START Material for this task

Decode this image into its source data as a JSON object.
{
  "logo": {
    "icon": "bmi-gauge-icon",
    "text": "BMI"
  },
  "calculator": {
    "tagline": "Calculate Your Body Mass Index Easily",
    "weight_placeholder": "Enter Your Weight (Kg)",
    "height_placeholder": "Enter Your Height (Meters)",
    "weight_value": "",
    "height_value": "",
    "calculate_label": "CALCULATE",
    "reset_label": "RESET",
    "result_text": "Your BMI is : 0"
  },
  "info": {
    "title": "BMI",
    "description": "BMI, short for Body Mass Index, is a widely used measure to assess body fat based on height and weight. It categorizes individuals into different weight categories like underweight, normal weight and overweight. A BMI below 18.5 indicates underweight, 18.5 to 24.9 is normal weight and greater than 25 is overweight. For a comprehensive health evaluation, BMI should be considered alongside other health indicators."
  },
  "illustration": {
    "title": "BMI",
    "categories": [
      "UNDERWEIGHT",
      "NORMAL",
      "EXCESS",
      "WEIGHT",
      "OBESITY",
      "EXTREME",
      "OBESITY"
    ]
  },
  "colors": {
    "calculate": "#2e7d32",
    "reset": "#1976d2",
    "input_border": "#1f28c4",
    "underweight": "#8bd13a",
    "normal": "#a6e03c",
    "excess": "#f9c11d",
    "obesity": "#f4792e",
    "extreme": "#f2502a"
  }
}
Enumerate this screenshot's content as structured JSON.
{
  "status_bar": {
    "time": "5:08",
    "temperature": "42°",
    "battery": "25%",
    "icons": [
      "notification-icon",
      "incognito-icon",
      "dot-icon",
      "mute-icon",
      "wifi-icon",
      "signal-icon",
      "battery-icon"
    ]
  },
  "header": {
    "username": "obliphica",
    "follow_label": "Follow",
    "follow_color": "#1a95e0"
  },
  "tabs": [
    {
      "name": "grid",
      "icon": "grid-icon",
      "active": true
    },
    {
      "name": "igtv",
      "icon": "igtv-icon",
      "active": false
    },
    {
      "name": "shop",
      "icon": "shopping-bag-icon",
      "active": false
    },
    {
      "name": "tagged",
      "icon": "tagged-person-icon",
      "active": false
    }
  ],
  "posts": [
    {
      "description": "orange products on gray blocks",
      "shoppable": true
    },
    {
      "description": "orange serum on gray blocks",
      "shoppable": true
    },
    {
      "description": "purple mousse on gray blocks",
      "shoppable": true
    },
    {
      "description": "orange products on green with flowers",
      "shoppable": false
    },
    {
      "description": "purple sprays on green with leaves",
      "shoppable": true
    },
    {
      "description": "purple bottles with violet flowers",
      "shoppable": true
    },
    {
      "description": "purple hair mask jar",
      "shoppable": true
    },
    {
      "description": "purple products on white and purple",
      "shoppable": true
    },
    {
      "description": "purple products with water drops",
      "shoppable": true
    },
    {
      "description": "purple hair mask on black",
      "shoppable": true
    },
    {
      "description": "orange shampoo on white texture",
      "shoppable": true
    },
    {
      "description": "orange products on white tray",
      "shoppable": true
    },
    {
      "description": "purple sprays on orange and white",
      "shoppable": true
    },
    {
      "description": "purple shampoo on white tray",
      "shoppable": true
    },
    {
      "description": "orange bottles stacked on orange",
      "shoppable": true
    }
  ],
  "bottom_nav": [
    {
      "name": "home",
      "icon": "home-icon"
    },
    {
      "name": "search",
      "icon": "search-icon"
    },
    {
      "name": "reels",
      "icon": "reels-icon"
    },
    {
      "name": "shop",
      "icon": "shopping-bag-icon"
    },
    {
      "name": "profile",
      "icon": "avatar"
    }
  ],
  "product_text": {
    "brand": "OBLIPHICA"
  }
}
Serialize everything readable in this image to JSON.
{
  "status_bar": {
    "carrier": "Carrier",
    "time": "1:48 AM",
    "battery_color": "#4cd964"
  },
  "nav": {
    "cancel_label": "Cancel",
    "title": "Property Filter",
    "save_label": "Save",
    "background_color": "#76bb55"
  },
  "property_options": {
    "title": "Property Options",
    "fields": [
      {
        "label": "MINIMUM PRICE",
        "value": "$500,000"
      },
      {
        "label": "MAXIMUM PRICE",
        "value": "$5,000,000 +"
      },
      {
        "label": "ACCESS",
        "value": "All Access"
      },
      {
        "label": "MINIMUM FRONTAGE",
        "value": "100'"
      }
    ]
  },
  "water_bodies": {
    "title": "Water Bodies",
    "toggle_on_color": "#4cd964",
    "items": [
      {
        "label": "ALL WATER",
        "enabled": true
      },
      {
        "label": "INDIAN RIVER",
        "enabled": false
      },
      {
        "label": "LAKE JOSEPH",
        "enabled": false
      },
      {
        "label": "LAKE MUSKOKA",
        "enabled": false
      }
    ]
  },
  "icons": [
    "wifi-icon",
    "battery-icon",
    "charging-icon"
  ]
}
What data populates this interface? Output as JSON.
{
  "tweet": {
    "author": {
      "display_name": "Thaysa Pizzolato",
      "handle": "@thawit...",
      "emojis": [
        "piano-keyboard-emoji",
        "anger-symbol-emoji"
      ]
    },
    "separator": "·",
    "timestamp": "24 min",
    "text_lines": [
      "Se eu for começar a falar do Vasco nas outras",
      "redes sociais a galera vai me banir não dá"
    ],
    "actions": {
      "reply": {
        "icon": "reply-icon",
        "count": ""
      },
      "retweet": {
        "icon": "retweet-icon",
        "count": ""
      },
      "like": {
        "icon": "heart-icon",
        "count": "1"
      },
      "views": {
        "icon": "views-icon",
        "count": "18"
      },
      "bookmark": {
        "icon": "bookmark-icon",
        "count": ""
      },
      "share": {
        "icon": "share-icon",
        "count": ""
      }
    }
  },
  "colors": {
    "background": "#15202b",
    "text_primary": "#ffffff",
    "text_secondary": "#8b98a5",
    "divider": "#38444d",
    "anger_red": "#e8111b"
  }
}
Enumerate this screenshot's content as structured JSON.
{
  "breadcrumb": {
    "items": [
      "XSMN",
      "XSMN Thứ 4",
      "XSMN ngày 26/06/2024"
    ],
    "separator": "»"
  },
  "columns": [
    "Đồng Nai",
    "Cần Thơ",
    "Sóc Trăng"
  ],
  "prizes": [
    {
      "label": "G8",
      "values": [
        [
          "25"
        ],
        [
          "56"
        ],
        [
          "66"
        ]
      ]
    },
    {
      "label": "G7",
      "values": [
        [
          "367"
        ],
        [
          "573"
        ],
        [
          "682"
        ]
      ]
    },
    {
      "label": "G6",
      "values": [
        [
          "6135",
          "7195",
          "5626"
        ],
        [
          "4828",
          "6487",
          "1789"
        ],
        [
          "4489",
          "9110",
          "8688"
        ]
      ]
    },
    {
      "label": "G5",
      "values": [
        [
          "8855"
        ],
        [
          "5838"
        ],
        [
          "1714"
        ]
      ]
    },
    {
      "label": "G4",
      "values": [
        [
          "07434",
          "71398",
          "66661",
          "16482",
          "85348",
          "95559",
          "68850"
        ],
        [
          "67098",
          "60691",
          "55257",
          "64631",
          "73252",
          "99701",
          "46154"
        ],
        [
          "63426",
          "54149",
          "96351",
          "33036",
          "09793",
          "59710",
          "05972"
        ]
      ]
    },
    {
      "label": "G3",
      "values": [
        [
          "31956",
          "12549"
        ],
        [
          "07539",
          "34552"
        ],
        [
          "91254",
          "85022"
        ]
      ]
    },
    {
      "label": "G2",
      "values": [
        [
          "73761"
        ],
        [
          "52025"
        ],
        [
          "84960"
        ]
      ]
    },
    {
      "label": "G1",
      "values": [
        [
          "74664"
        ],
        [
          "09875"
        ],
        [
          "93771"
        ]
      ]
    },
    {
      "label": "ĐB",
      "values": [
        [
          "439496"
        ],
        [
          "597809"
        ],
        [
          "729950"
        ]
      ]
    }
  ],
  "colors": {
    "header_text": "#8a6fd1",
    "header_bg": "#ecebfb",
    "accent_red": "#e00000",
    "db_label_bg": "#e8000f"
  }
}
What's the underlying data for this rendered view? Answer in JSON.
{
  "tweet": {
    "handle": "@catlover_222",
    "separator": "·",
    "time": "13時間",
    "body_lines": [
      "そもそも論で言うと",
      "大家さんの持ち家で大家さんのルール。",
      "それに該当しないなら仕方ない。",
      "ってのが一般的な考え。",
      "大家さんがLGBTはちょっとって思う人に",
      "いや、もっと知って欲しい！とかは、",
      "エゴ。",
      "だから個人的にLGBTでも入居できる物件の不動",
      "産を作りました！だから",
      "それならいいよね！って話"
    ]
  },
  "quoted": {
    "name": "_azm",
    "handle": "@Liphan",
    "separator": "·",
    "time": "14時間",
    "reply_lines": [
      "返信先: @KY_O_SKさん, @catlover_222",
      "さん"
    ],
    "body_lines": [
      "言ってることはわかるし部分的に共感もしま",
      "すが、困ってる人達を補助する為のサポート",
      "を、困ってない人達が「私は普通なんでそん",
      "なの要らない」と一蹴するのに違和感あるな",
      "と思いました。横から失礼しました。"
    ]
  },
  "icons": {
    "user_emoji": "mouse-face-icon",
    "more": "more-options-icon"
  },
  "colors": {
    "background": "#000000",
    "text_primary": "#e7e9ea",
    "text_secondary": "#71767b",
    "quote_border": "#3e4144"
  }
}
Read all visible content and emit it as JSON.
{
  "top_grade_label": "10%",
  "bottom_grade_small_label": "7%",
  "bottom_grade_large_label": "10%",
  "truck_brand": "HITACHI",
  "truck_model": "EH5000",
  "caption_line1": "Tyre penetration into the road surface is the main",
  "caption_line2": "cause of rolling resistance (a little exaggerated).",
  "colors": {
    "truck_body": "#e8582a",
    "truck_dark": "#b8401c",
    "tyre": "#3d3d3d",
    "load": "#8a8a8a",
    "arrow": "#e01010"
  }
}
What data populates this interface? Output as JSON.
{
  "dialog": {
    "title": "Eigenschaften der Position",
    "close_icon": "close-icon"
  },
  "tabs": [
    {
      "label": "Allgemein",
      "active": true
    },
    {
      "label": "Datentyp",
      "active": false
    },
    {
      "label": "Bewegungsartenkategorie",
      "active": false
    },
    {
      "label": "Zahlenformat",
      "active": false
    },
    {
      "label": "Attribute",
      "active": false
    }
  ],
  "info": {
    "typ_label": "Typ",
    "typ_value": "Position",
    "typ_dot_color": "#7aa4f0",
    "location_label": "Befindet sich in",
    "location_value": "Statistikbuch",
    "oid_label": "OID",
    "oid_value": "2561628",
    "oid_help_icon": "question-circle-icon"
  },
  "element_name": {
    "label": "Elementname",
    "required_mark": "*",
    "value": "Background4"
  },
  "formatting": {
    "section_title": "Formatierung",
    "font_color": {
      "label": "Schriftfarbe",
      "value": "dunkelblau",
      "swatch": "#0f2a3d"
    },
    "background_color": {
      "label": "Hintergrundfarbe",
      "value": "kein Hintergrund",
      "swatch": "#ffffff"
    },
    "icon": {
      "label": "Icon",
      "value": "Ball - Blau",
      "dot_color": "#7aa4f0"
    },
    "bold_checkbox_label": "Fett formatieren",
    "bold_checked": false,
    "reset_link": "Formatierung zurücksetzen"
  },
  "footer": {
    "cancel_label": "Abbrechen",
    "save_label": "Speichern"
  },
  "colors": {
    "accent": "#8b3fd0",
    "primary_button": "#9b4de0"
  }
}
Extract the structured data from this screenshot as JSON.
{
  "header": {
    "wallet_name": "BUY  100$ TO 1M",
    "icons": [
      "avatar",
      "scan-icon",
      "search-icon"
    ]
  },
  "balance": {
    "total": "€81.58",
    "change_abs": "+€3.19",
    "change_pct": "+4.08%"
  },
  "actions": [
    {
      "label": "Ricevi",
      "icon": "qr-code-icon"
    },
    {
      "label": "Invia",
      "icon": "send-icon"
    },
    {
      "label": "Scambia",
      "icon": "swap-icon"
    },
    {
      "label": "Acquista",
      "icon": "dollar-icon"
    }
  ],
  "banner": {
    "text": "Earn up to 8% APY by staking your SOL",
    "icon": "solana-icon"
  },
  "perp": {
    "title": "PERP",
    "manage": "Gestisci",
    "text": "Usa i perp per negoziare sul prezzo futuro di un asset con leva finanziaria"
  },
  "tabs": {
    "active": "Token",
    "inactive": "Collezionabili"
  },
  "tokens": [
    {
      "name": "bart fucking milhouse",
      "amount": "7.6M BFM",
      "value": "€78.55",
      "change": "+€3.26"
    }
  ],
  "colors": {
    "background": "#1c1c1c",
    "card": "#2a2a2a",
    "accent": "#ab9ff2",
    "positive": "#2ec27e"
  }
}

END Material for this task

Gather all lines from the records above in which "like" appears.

    "description": "BMI, short for Body Mass Index, is a widely used measure to assess body fat based on height and weight. It categorizes individuals into different weight categories like underweight, normal weight and overweight. A BMI below 18.5 indicates underweight, 18.5 to 24.9 is normal weight and greater than 25 is overweight. For a comprehensive health evaluation, BMI should be considered alongside other health indicators."
      "like": {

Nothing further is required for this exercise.